Gentrification in New York City has taken a new turn as developers claim the South Bronx waterfront as the site for their new project. Developers have taken the waterfront between 2401 Third Avenue and 101 Lincoln Ave in order to build two 25-story towers with 1,600 apartment and retail spaces. After the completion of the two structures, they plan to continue expansion beyond their currently proposed construction. The project will cost up to $400 million and permits have yet to be filed. Kieth Rubenstein has been referring to this area as “The Next [Insert Brooklyn Neighborhood Here]” and “The Piano District”.
The developers have taken it upon themselves to rename this area of the South Bronx and transform it into a new and trendy “Brooklyn-type” area. Renaming the area and adding “trendy” new features may help to overcome some of the stigma of the area and to attract more tourism and revenue. Adding to the list of new features in the area is a new “hotel hub”. Hotel chains are taking up property spaces in South Bronx offering people hotel rooms for a fraction of the cost compared to prices in the heart of NYC. Two of the hotels are already completed, while two more are still under construction. But, travelers are still skeptical about staying in the area due to its past reputation.
“One woman arrived at the front desk sobbing, he recalled, after her taxi driver told her she was crazy to stay in the Bronx, warning her she could get robbed or murdered. When Quiz saw she was distraught, he urged her to give the neighborhood a chance and stay for at least one night.”
“The Bronx has everything people could ever want in Manhattan, for half the price,” said Lenny Caro, president of the Bronx Chamber of Commerce.
Yet, to accomplish these goals, the developers will have to push the neighborhood’s original residents out of the area. As new-age apartments are built, the cost of living in the neighborhood will raise above the original cost in the neighborhood. Fortunately, Signature Urban Properties has also taken up a project in the area to include affordable housing complexes, which could definitely help the original residents.

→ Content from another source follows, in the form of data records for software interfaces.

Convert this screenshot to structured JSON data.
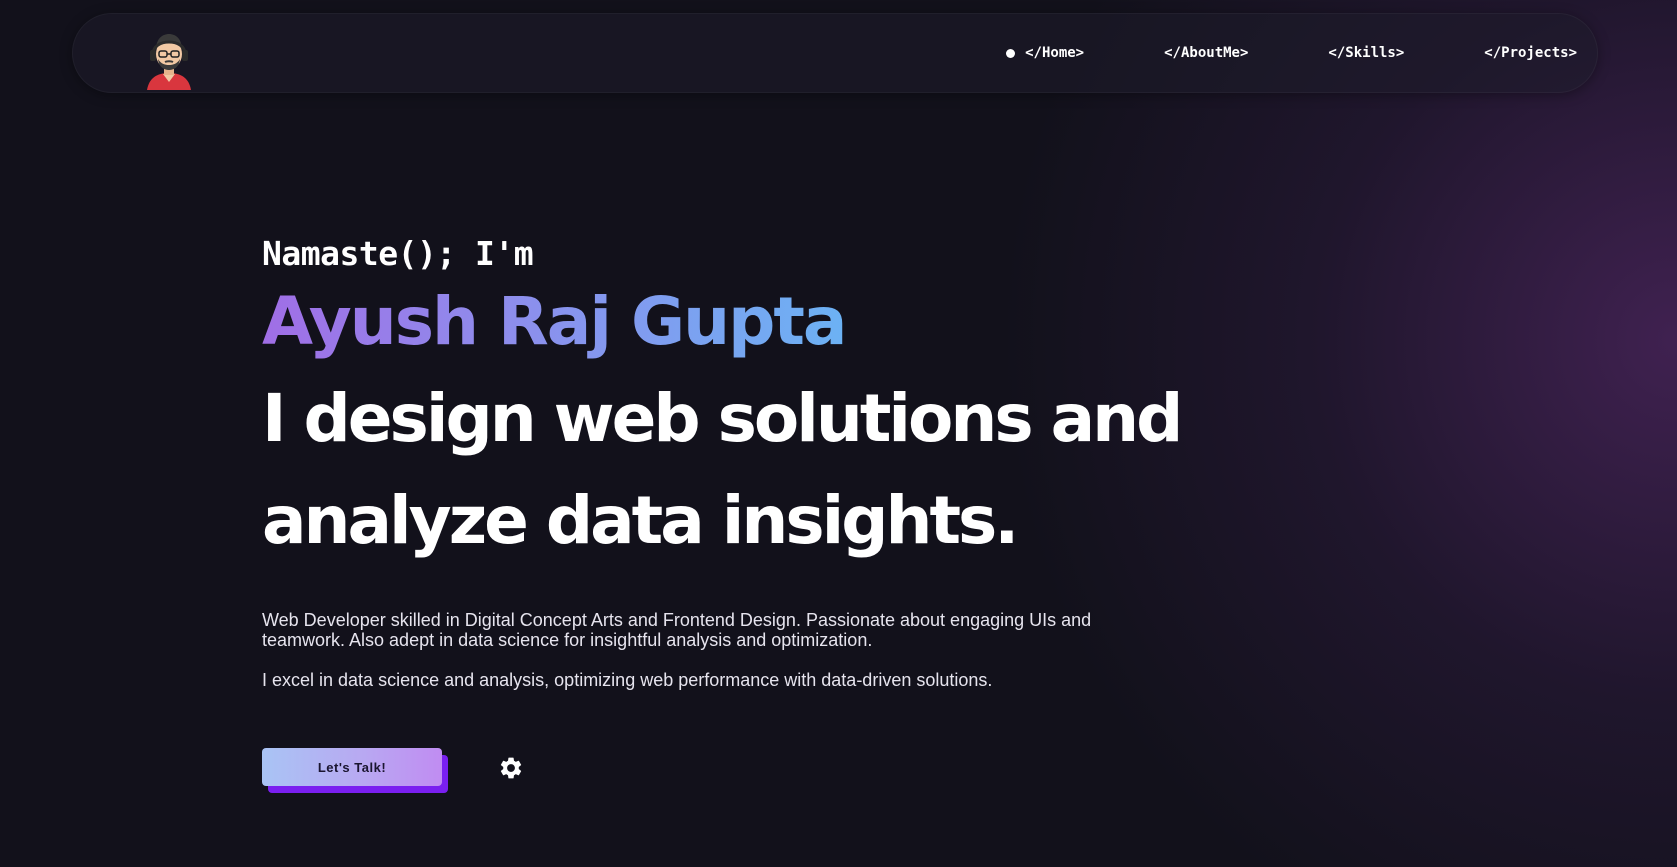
{
  "nav": {
    "logo_icon": "developer-avatar-icon",
    "items": [
      {
        "label": "</Home>",
        "active": true
      },
      {
        "label": "</AboutMe>",
        "active": false
      },
      {
        "label": "</Skills>",
        "active": false
      },
      {
        "label": "</Projects>",
        "active": false
      }
    ]
  },
  "hero": {
    "greeting": "Namaste(); I'm",
    "name": "Ayush Raj Gupta",
    "headline_line1": "I design web solutions and",
    "headline_line2": "analyze data insights.",
    "description_1": "Web Developer skilled in Digital Concept Arts and Frontend Design. Passionate about engaging UIs and teamwork. Also adept in data science for insightful analysis and optimization.",
    "description_2": "I excel in data science and analysis, optimizing web performance with data-driven solutions.",
    "cta_label": "Let's Talk!",
    "settings_icon": "gear-icon"
  },
  "colors": {
    "background": "#12111b",
    "name_gradient_start": "#a06ee6",
    "name_gradient_end": "#6cb2f4",
    "cta_shadow": "#7a1ff0",
    "text": "#ffffff"
  }
}
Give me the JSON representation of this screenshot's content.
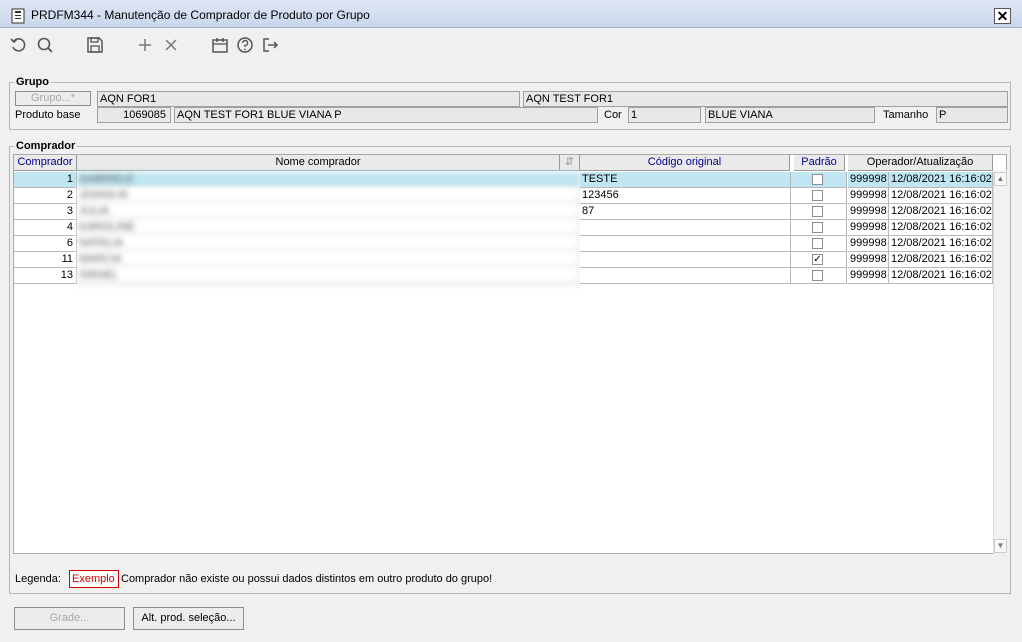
{
  "window": {
    "title": "PRDFM344 - Manutenção de Comprador de Produto por Grupo",
    "close_symbol": "✕"
  },
  "toolbar": [
    "undo-icon",
    "search-icon",
    "save-icon",
    "add-icon",
    "delete-icon",
    "calendar-icon",
    "help-icon",
    "exit-icon"
  ],
  "grupo": {
    "legend": "Grupo",
    "grupo_button": "Grupo...*",
    "grupo_value1": "AQN FOR1",
    "grupo_value2": "AQN TEST FOR1",
    "produto_base_label": "Produto base",
    "produto_code": "1069085",
    "produto_desc": "AQN TEST FOR1 BLUE VIANA P",
    "cor_label": "Cor",
    "cor_code": "1",
    "cor_desc": "BLUE VIANA",
    "tamanho_label": "Tamanho",
    "tamanho_value": "P"
  },
  "comprador": {
    "legend": "Comprador",
    "columns": {
      "comprador": "Comprador",
      "nome": "Nome comprador",
      "codigo": "Código original",
      "padrao": "Padrão",
      "operador": "Operador/Atualização"
    },
    "rows": [
      {
        "id": "1",
        "nome": "GABRIELE",
        "codigo": "TESTE",
        "padrao": false,
        "operador": "999998",
        "data": "12/08/2021 16:16:02"
      },
      {
        "id": "2",
        "nome": "JOANA M",
        "codigo": "123456",
        "padrao": false,
        "operador": "999998",
        "data": "12/08/2021 16:16:02"
      },
      {
        "id": "3",
        "nome": "JULIA",
        "codigo": "87",
        "padrao": false,
        "operador": "999998",
        "data": "12/08/2021 16:16:02"
      },
      {
        "id": "4",
        "nome": "KAROLINE",
        "codigo": "",
        "padrao": false,
        "operador": "999998",
        "data": "12/08/2021 16:16:02"
      },
      {
        "id": "6",
        "nome": "NATALIA",
        "codigo": "",
        "padrao": false,
        "operador": "999998",
        "data": "12/08/2021 16:16:02"
      },
      {
        "id": "11",
        "nome": "MARCIA",
        "codigo": "",
        "padrao": true,
        "operador": "999998",
        "data": "12/08/2021 16:16:02"
      },
      {
        "id": "13",
        "nome": "ISRAEL",
        "codigo": "",
        "padrao": false,
        "operador": "999998",
        "data": "12/08/2021 16:16:02"
      }
    ]
  },
  "legenda": {
    "label": "Legenda:",
    "example": "Exemplo",
    "text": "Comprador não existe ou possui dados distintos em outro produto do grupo!"
  },
  "buttons": {
    "grade": "Grade...",
    "alt_prod": "Alt. prod. seleção..."
  },
  "colors": {
    "selected_row": "#bfe6f2",
    "header_text": "#00008b",
    "example_red": "#d00000"
  }
}
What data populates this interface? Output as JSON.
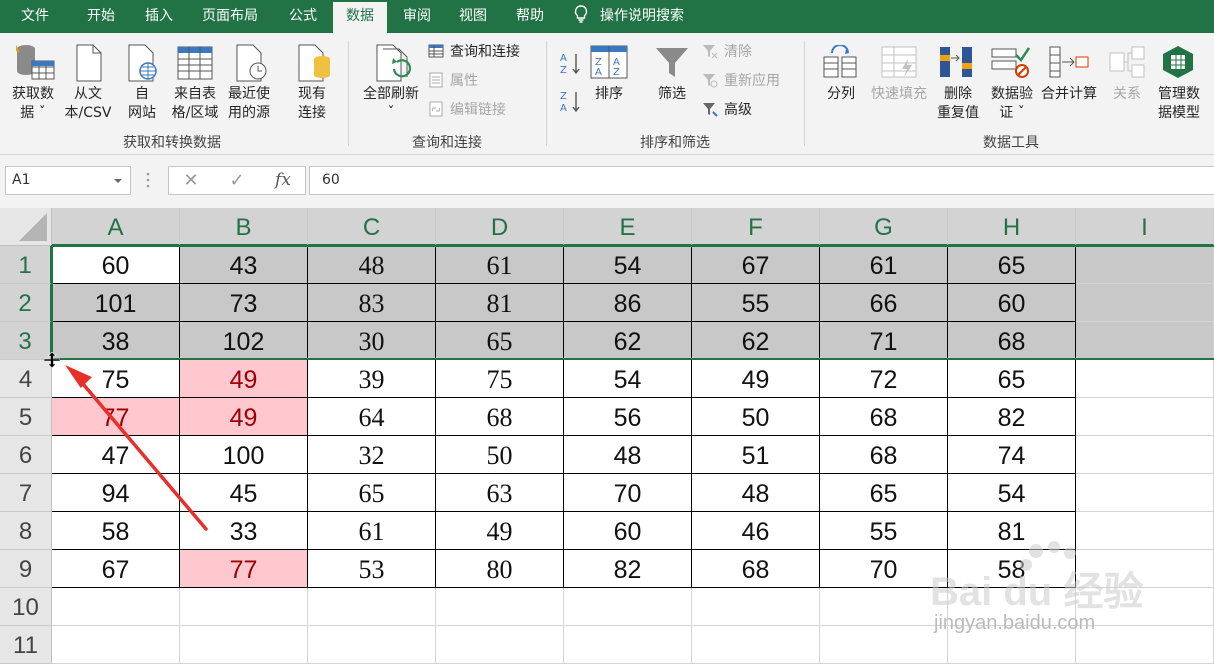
{
  "menu": {
    "tabs": [
      "文件",
      "开始",
      "插入",
      "页面布局",
      "公式",
      "数据",
      "审阅",
      "视图",
      "帮助"
    ],
    "active_tab": "数据",
    "tell_me": "操作说明搜索"
  },
  "ribbon": {
    "get_transform": {
      "label": "获取和转换数据",
      "get_data": [
        "获取数",
        "据 ˇ"
      ],
      "from_text": [
        "从文",
        "本/CSV"
      ],
      "from_web": [
        "自",
        "网站"
      ],
      "from_table": [
        "来自表",
        "格/区域"
      ],
      "recent_sources": [
        "最近使",
        "用的源"
      ],
      "existing_conn": [
        "现有",
        "连接"
      ]
    },
    "queries": {
      "label": "查询和连接",
      "refresh_all": [
        "全部刷新",
        "ˇ"
      ],
      "queries_conn": "查询和连接",
      "properties": "属性",
      "edit_links": "编辑链接"
    },
    "sort_filter": {
      "label": "排序和筛选",
      "sort": "排序",
      "filter": "筛选",
      "clear": "清除",
      "reapply": "重新应用",
      "advanced": "高级"
    },
    "data_tools": {
      "label": "数据工具",
      "text_to_columns": "分列",
      "flash_fill": "快速填充",
      "remove_dup": [
        "删除",
        "重复值"
      ],
      "validation": [
        "数据验",
        "证 ˇ"
      ],
      "consolidate": "合并计算",
      "relationships": "关系",
      "data_model": [
        "管理数",
        "据模型"
      ]
    }
  },
  "formula_bar": {
    "name_box": "A1",
    "value": "60",
    "fx": "fx"
  },
  "sheet": {
    "columns": [
      "A",
      "B",
      "C",
      "D",
      "E",
      "F",
      "G",
      "H",
      "I"
    ],
    "rows": [
      "1",
      "2",
      "3",
      "4",
      "5",
      "6",
      "7",
      "8",
      "9",
      "10",
      "11"
    ],
    "data": [
      [
        "60",
        "43",
        "48",
        "61",
        "54",
        "67",
        "61",
        "65"
      ],
      [
        "101",
        "73",
        "83",
        "81",
        "86",
        "55",
        "66",
        "60"
      ],
      [
        "38",
        "102",
        "30",
        "65",
        "62",
        "62",
        "71",
        "68"
      ],
      [
        "75",
        "49",
        "39",
        "75",
        "54",
        "49",
        "72",
        "65"
      ],
      [
        "77",
        "49",
        "64",
        "68",
        "56",
        "50",
        "68",
        "82"
      ],
      [
        "47",
        "100",
        "32",
        "50",
        "48",
        "51",
        "68",
        "74"
      ],
      [
        "94",
        "45",
        "65",
        "63",
        "70",
        "48",
        "65",
        "54"
      ],
      [
        "58",
        "33",
        "61",
        "49",
        "60",
        "46",
        "55",
        "81"
      ],
      [
        "67",
        "77",
        "53",
        "80",
        "82",
        "68",
        "70",
        "58"
      ]
    ],
    "pink_cells": [
      "B4",
      "A5",
      "B5",
      "B9"
    ],
    "highlight_color": "#ffc7ce",
    "selection_color": "#c8c8c8"
  },
  "colors": {
    "accent": "#217346",
    "annotation_arrow": "#e8302a"
  },
  "watermark": {
    "brand": "Bai du 经验",
    "url": "jingyan.baidu.com"
  }
}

Personally, as a witness to the constant gentrification here in D.C., I worry about the lower-class residents being pushed out to accommodate the upper-class folk looking for another “trendy” borough to hang out in. As long as there is new, affordable housing projects being built to accommodate the original residents, I’m excited to see the area being developed for the sake of more revenue and tourism for the borough itself. Yet, I can’t help but to remain skeptical that the original residents are truly being kept in mind. After all, we all know how greedy the rich can get.